SYRIA -- A defense official says a new intelligence assessment of ISIS in Iraq and Syria has lowered the estimated number of fighters, reports CBS News' national security correspondent David Martin.
The amount of fighters is now estimated to be around 19,000 to 25,000, down from previous estimates which usually ranged from 20,000 to 30,000 fighters and as high as 33,000.
The drop is attributed to battlefield deaths, trouble recruiting, desertions and increased difficulty getting into Syria, Martin reports.
However, at the same time the number of ISIS fighters in Iraq and Syria is going down, the estimate is going up in Libya -- from 2,000 to 3,000 to 5,000 fighters.
Also on Thursday, Saudi military spokesman told the Associated Press that the kingdom is ready to send ground troops to Syria to fight ISIS if coalition leaders agree during an upcoming meeting in Brussels.
Brig.

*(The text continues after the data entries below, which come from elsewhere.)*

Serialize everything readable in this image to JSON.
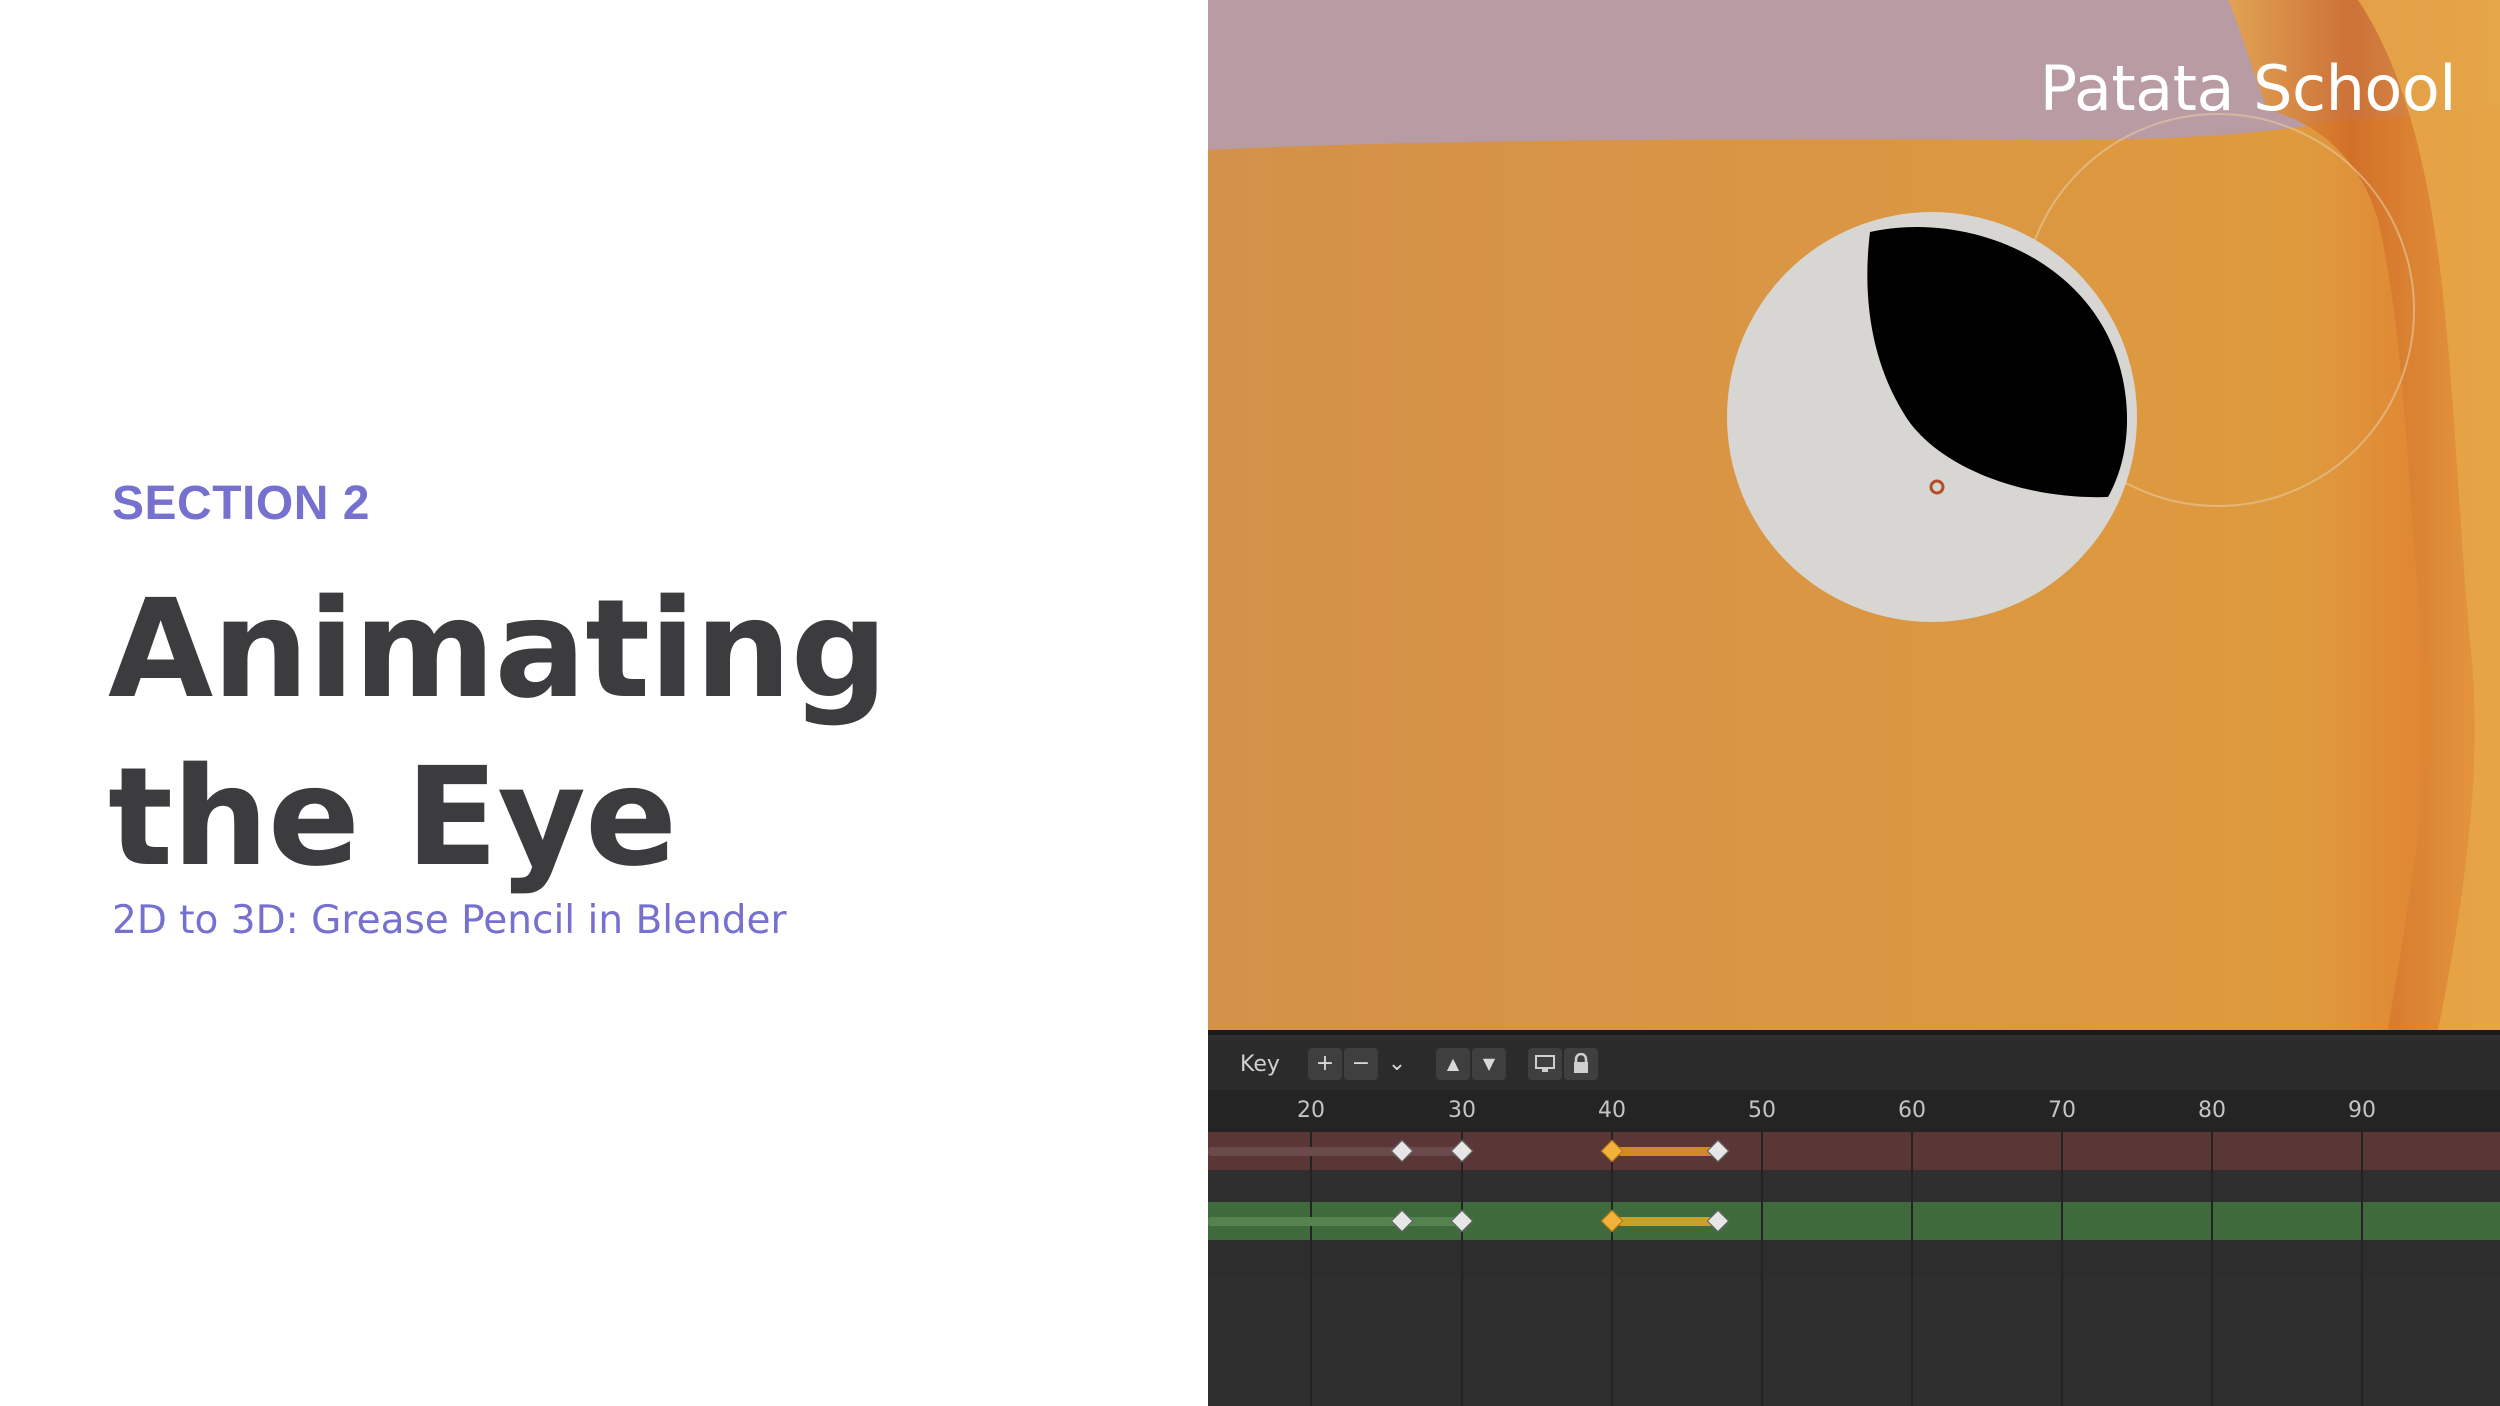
{
  "slide": {
    "section_label": "SECTION 2",
    "title": "Animating the Eye",
    "subtitle": "2D to 3D: Grease Pencil in Blender"
  },
  "viewport": {
    "brand": "Patata School"
  },
  "timeline": {
    "key_label": "Key",
    "buttons": {
      "add": "+",
      "remove": "−",
      "dropdown": "⌄",
      "up": "▲",
      "down": "▼"
    },
    "frame_labels": [
      "20",
      "30",
      "40",
      "50",
      "60",
      "70",
      "80",
      "90"
    ],
    "colors": {
      "selected_key": "#f1b23a",
      "red_channel": "#5a3637",
      "green_channel": "#3f6a3b"
    }
  }
}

Gen. Ahmed Asiri told The Associated Press that Saudi Arabia has taken part in coalition airstrikes against ISIS since the U.S.-led campaign began in September 2014, but could now provide ground troops.
The United States is scheduled to convene a meeting of defense ministers from countries fighting ISIS in Brussels this month.
"We are determined to fight and defeat Daesh," Asiri said, using the Arabic acronym for ISIS. He didn't elaborate on how many troops the kingdom would send.
Saudi Arabia is deeply involved in Yemen's civil war, where it is fighting Iranian-backed Shiite rebels. Saudi Arabia and other Gulf countries have long viewed Iran as a regional menace, and Riyadh and Tehran back opposite sides in the wars in Syria and Yemen.
Asiri's announcement came shortly after Russia said it suspects Turkey of planning a military invasion of Syria.
Ministry spokesman Maj. Gen. Igor Konashenkov said Thursday in a statement that the Russian military has registered "a growing number of signs of hidden preparation of the Turkish armed forces for active actions on the territory of Syria."
He said images of a checkpoint on the Turkish-Syrian border taken in late October and late January show a buildup of transportation infrastructure that could be used for moving in troops, ammunition and weapons.
The announcement came a day after U.N.-led peace talks in Geneva were suspended for three weeks.
The United States blames both Syria's government and Russia for stalling the peace negotiations. Syrian government troops, backed by Russian airstrikes, have increased the pace of attacks on opposition forces in recent days as the talks faltered.
"We believe that the airstrikes alone are not the perfect solution," Asiri said in another interview with the Dubai-based Al-Arabiya TV.